Many Court watchers think it is a foregone conclusion that the Supreme Court will grant the cert petition in Janus v. AFSCME, and then overturn the forty-year old decision in Abood v. Detroit Board of Education. While I’m not willing to bet against that, it’s worth noting that to reach that result the Court would need to ignore a series of recent cases requiring plaintiffs to plead facts rather than conclusory assertions….
….In recent years, the Supreme Court has made it easier for defendants in lawsuits to file motions to dismiss. In two cases, Bell Atlantic Corp. v. Twombly, and Ashcroft v. Iqbal, the Court has stated that to survive a motion to dismiss “threadbare recitals of the elements of a cause of action, supported by mere conclusory statements, do not suffice.” The Court has further explained that “[w]hile legal conclusions can provide the framework of a complaint, they must be supported by factual allegations.” When workers have sued their employers, lower courts have often relied on Twombly and Iqbal to dismiss the workers’ claims without allowing any discovery….

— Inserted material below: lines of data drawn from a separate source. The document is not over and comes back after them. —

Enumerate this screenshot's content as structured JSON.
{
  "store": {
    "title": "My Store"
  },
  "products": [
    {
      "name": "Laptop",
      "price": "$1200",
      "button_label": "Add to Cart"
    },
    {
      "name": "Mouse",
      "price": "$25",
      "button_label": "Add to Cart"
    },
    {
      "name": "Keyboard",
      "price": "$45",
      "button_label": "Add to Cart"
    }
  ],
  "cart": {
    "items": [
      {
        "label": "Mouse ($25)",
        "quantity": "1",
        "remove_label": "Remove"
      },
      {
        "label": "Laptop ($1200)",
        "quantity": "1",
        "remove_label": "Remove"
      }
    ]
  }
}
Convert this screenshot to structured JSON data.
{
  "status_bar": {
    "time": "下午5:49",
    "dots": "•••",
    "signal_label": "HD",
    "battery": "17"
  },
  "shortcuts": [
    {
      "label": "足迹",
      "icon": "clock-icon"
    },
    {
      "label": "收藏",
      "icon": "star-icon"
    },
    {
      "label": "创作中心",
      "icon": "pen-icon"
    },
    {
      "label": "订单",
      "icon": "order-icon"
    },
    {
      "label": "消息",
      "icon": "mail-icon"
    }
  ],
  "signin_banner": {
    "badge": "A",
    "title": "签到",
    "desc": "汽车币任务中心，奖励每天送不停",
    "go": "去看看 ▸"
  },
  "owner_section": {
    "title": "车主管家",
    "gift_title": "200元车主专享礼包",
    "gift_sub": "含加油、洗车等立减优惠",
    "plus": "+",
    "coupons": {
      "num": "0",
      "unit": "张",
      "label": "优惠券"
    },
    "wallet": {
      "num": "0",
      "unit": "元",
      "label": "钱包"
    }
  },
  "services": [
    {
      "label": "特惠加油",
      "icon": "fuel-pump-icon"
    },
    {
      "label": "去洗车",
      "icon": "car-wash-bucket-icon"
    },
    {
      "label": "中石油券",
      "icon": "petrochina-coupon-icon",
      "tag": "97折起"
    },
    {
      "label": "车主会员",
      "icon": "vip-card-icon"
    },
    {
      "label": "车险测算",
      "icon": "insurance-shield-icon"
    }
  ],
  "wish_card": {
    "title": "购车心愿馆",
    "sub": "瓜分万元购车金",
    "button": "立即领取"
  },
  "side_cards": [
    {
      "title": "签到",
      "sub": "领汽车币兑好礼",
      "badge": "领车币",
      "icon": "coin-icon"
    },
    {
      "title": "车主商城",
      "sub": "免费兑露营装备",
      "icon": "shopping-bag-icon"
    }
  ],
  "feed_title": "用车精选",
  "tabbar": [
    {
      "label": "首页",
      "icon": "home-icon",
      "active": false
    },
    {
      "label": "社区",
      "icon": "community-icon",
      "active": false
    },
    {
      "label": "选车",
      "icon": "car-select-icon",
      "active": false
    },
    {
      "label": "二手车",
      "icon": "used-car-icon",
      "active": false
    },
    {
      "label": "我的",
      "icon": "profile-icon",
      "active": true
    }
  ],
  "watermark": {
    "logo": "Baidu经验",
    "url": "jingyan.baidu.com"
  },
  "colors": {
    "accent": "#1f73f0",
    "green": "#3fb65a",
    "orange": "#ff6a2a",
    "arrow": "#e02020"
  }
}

….When public employees have sued their employers, the Supreme Court has been quick to assert that it does not want to “constitutionalize the employee grievance.” Yet this seems to be exactly what Janus is asking the Court to do. Janus complains that he does not want to fund AFSCME’s actions as the bargaining agent for him and his fellow employees. But, undoubtedly the great bulk of any agency fees he objects to are spent on those very same employee grievances that the Court has said it does not want to “constitutionalize.” At a minimum, the Court should not allow conclusory pleadings in a bare-bones complaint to form the basis for a decision overturning long-settled law…..